** Opening EXTRACTED MATERIAL block **

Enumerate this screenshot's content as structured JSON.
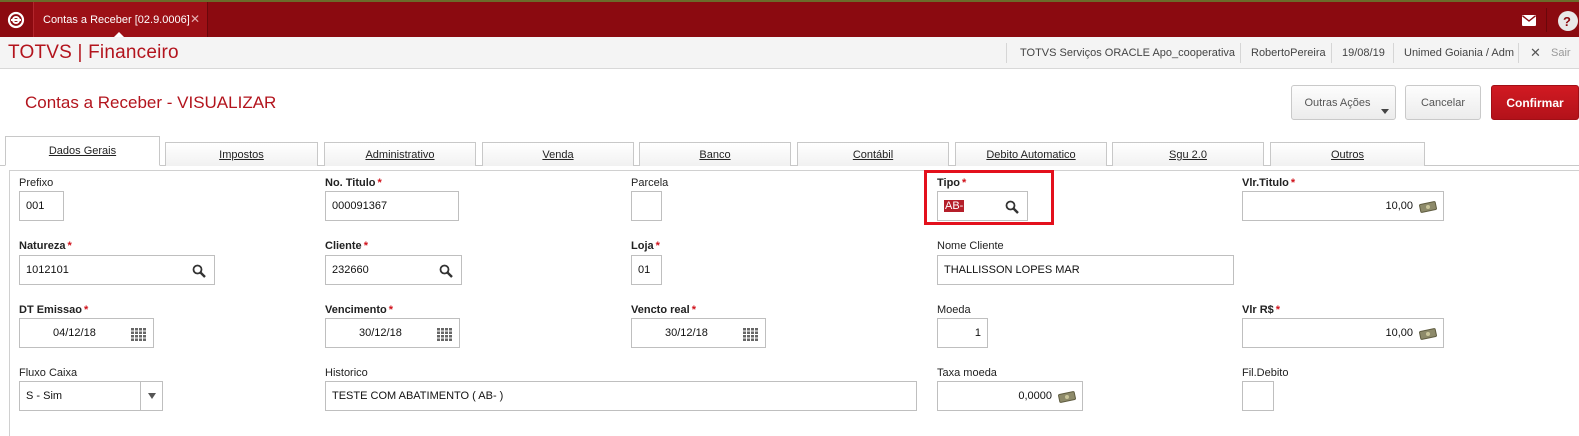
{
  "window": {
    "tab_label": "Contas a Receber [02.9.0006]",
    "tab_close": "✕",
    "help_label": "?"
  },
  "appbar": {
    "title": "TOTVS | Financeiro",
    "environment": "TOTVS Serviços ORACLE Apo_cooperativa",
    "user": "RobertoPereira",
    "date": "19/08/19",
    "branch": "Unimed Goiania / Adm",
    "exit_icon": "✕",
    "exit_label": "Sair"
  },
  "header": {
    "title": "Contas a Receber - VISUALIZAR",
    "other_actions_label": "Outras Ações",
    "cancel_label": "Cancelar",
    "confirm_label": "Confirmar"
  },
  "tabs": [
    {
      "label": "Dados Gerais",
      "active": true
    },
    {
      "label": "Impostos"
    },
    {
      "label": "Administrativo"
    },
    {
      "label": "Venda"
    },
    {
      "label": "Banco"
    },
    {
      "label": "Contábil"
    },
    {
      "label": "Debito Automatico"
    },
    {
      "label": "Sgu 2.0"
    },
    {
      "label": "Outros"
    }
  ],
  "form": {
    "prefixo": {
      "label": "Prefixo",
      "value": "001"
    },
    "no_titulo": {
      "label": "No. Titulo",
      "value": "000091367"
    },
    "parcela": {
      "label": "Parcela",
      "value": ""
    },
    "tipo": {
      "label": "Tipo",
      "value": "AB-"
    },
    "vlr_titulo": {
      "label": "Vlr.Titulo",
      "value": "10,00"
    },
    "natureza": {
      "label": "Natureza",
      "value": "1012101"
    },
    "cliente": {
      "label": "Cliente",
      "value": "232660"
    },
    "loja": {
      "label": "Loja",
      "value": "01"
    },
    "nome_cliente": {
      "label": "Nome Cliente",
      "value": "THALLISSON LOPES MAR"
    },
    "dt_emissao": {
      "label": "DT Emissao",
      "value": "04/12/18"
    },
    "vencimento": {
      "label": "Vencimento",
      "value": "30/12/18"
    },
    "vencto_real": {
      "label": "Vencto real",
      "value": "30/12/18"
    },
    "moeda": {
      "label": "Moeda",
      "value": "1"
    },
    "vlr_rs": {
      "label": "Vlr R$",
      "value": "10,00"
    },
    "fluxo_caixa": {
      "label": "Fluxo Caixa",
      "value": "S - Sim"
    },
    "historico": {
      "label": "Historico",
      "value": "TESTE COM ABATIMENTO ( AB- )"
    },
    "taxa_moeda": {
      "label": "Taxa moeda",
      "value": "0,0000"
    },
    "fil_debito": {
      "label": "Fil.Debito",
      "value": ""
    }
  },
  "required_mark": "*",
  "colors": {
    "topbar": "#8b0a10",
    "brand_red": "#b3141d",
    "highlight": "#e3101c"
  }
}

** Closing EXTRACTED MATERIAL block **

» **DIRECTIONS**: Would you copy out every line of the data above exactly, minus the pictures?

» **RESULT OF THE TASK**:
Enumerate this screenshot's content as structured JSON.
{
  "window": {
    "tab_label": "Contas a Receber [02.9.0006]",
    "tab_close": "✕",
    "help_label": "?"
  },
  "appbar": {
    "title": "TOTVS | Financeiro",
    "environment": "TOTVS Serviços ORACLE Apo_cooperativa",
    "user": "RobertoPereira",
    "date": "19/08/19",
    "branch": "Unimed Goiania / Adm",
    "exit_icon": "✕",
    "exit_label": "Sair"
  },
  "header": {
    "title": "Contas a Receber - VISUALIZAR",
    "other_actions_label": "Outras Ações",
    "cancel_label": "Cancelar",
    "confirm_label": "Confirmar"
  },
  "tabs": [
    {
      "label": "Dados Gerais",
      "active": true
    },
    {
      "label": "Impostos"
    },
    {
      "label": "Administrativo"
    },
    {
      "label": "Venda"
    },
    {
      "label": "Banco"
    },
    {
      "label": "Contábil"
    },
    {
      "label": "Debito Automatico"
    },
    {
      "label": "Sgu 2.0"
    },
    {
      "label": "Outros"
    }
  ],
  "form": {
    "prefixo": {
      "label": "Prefixo",
      "value": "001"
    },
    "no_titulo": {
      "label": "No. Titulo",
      "value": "000091367"
    },
    "parcela": {
      "label": "Parcela",
      "value": ""
    },
    "tipo": {
      "label": "Tipo",
      "value": "AB-"
    },
    "vlr_titulo": {
      "label": "Vlr.Titulo",
      "value": "10,00"
    },
    "natureza": {
      "label": "Natureza",
      "value": "1012101"
    },
    "cliente": {
      "label": "Cliente",
      "value": "232660"
    },
    "loja": {
      "label": "Loja",
      "value": "01"
    },
    "nome_cliente": {
      "label": "Nome Cliente",
      "value": "THALLISSON LOPES MAR"
    },
    "dt_emissao": {
      "label": "DT Emissao",
      "value": "04/12/18"
    },
    "vencimento": {
      "label": "Vencimento",
      "value": "30/12/18"
    },
    "vencto_real": {
      "label": "Vencto real",
      "value": "30/12/18"
    },
    "moeda": {
      "label": "Moeda",
      "value": "1"
    },
    "vlr_rs": {
      "label": "Vlr R$",
      "value": "10,00"
    },
    "fluxo_caixa": {
      "label": "Fluxo Caixa",
      "value": "S - Sim"
    },
    "historico": {
      "label": "Historico",
      "value": "TESTE COM ABATIMENTO ( AB- )"
    },
    "taxa_moeda": {
      "label": "Taxa moeda",
      "value": "0,0000"
    },
    "fil_debito": {
      "label": "Fil.Debito",
      "value": ""
    }
  },
  "required_mark": "*",
  "colors": {
    "topbar": "#8b0a10",
    "brand_red": "#b3141d",
    "highlight": "#e3101c"
  }
}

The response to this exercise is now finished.